“This is something that ought not to be taken as a political exercise.”
China ‘wishes to do us harm,’ says Liberal MP McKay
MPs who are not on the Canada-China committee will also be talking about relations with China when the House of Commons returns, said Liberal MP John McKay (Scarborough-Guildwood, Ont.) in an interview Jan. 22.
Mr. McKay is not a member of the Canada-China committee, and did not vote on the motion to create the committee.
“I think that the larger narrative is recalibrating the relationship Canada has with China,” said Mr. MacKay, who chaired the House Public Safety and National Security Committee in the last Parliament, and served as the parliamentary secretary to Defence Minister Harjit Sajjan (Vancouver South, B.C.) from 2015 to 2017.
“I think the Chinese are the new colonial power in the world, and see the rest of us as colonies to be exploited in whatever way they see fit. So that will calibrate our trade relationship, our academic relationship, our property relationship, our immigration relationship, you name it,” said Mr. McKay, who serves as the Canadian co-chair of the Canada-United States Permanent Joint Board on Defence.
Canada should “strike a much more independent posture, and recognize that the attraction of doing business in China has its limitations. And we need a serious diversification strategy,” said Mr. McKay, who pointed to the Comprehensive and Progressive Agreement for Trans-Pacific Partnership with Japan and other Pacific countries as one avenue for diverting Canadian trade and international business away from China.
“I don’t think we’ve got our heads around the notion that China wishes to do us harm, and bring us within an orbit of influence—where influence means, we will do what they wish, when they wish it done,” said Mr. McKay.

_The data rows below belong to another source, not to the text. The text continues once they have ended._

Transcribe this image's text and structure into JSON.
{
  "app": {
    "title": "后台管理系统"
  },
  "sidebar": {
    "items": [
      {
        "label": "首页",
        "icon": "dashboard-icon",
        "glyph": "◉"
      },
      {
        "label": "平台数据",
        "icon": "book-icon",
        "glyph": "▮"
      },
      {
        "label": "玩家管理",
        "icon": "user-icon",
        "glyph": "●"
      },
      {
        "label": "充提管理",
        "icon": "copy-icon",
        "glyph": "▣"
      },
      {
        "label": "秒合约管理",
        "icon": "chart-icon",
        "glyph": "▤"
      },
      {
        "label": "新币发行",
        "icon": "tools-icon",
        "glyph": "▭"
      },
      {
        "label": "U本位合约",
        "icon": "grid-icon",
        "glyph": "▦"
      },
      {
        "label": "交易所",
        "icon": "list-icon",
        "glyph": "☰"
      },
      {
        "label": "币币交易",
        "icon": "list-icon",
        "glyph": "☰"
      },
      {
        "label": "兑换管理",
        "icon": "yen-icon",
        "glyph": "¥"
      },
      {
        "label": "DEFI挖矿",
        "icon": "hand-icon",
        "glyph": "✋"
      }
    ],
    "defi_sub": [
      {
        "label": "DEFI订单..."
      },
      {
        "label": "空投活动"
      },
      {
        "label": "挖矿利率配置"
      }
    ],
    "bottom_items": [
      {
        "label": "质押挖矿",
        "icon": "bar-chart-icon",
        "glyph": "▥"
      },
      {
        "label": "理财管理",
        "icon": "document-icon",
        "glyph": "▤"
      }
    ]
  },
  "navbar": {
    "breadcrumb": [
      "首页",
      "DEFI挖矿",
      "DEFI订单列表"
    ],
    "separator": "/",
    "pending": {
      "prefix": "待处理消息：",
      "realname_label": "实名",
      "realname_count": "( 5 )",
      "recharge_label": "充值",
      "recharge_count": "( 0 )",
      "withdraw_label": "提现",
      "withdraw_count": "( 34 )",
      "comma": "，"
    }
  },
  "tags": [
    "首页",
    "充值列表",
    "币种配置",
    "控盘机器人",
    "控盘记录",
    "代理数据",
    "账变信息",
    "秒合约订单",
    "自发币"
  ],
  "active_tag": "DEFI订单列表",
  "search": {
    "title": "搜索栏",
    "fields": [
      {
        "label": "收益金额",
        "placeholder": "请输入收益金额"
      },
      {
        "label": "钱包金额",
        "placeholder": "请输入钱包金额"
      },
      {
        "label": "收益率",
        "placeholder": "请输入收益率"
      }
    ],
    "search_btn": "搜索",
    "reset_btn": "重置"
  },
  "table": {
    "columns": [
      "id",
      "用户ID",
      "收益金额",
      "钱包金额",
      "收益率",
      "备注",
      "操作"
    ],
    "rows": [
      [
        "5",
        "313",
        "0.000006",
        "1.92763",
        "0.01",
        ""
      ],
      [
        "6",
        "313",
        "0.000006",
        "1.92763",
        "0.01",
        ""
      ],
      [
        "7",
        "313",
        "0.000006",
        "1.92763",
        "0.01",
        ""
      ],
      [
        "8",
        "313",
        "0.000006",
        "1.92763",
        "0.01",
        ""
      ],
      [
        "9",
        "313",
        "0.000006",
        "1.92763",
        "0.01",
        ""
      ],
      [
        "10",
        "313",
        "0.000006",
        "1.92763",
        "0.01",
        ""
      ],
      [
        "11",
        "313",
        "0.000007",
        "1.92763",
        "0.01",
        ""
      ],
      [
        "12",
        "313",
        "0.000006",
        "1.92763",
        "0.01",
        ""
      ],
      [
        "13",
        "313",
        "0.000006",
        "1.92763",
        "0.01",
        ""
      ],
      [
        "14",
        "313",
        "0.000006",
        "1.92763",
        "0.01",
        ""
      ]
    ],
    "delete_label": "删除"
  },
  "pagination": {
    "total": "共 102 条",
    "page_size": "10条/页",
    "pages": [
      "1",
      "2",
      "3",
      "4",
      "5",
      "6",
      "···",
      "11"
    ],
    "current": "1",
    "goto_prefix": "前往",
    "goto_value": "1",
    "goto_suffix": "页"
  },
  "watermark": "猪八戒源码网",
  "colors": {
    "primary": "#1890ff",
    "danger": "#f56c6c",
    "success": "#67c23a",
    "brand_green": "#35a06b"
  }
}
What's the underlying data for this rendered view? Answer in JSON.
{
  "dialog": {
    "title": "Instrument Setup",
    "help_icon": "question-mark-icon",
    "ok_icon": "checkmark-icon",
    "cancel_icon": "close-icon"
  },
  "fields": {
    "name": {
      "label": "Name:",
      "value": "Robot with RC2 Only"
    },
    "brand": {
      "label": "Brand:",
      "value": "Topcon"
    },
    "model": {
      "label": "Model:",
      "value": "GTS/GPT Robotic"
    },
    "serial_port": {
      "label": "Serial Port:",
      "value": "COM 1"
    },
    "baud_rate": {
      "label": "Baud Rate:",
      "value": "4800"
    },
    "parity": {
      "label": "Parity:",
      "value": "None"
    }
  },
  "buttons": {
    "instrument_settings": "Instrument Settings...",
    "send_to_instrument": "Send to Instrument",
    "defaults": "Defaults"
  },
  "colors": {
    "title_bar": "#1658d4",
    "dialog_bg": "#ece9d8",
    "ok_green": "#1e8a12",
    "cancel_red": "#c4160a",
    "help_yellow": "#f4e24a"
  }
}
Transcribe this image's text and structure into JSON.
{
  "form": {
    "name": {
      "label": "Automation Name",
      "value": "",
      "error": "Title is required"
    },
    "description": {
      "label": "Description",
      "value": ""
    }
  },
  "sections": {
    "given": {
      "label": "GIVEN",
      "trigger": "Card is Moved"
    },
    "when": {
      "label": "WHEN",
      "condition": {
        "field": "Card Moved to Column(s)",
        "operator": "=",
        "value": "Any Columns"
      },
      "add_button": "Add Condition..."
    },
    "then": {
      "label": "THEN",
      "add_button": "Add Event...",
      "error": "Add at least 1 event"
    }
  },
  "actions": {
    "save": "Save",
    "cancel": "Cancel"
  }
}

“I think that that will be a very significant debate over the entire life of the Parliament.”
Mr. Saint-Jacques said he hopes the “crisis” with China has changed the Liberals’ approach.
“It will require on the part of the Liberals a bit of swallowing to realize that—of course—the engagement strategy pursued so far needs considerable adjustment,” he said.
Mr. Albas said the Mr. Trudeau and his government have “failed to take action or explain itself to Canadians.”
“They’ve been very muted on the area of Hong Kong, they’ve been very muted on the area of Uyghurs, the Huawei decision we have,” he said. “It seems that nothing is happening and the government says it’s still studying the issue.”
Mr. Oliphant said the government is “very open” to examining the bilateral relationship between Canada and China.
“We have an important relationship. It is in a difficult situation right now. We want this committee to make it better, not worse. We want the two Michaels to be released and we want farmers to be able to sell their products in China” he said. “If this committee can offer the government some good advice on how do that, we want it. We want to listen to the opposition if they have some very good, constructive ideas that we’ve not thought of. I don’t there’s a silver bullet here.”
Mr. Harris said he would also like to hear from the American perspective, which has so much influence over Canada’s relationship with the emerging superpower.
“We want to know to what extent the Americans are able to provide some support for Canada’s position with respect to the problems we [have] with China,” he said, adding he would like the committee to hear from Kirsten Hillman, Canada’s acting ambassador to the U.S.
The committee could also hear from the Chinese perspective, including from Ambassador Cong Peiwu. Mr. Saint-Jacques said hearing from Mr. Cong would be useful for politicians to hear how “doctrinaire” the Chinese government has become.
The special committee and its subcommittee will meet privately on Monday to plan future meetings and schedule witnesses.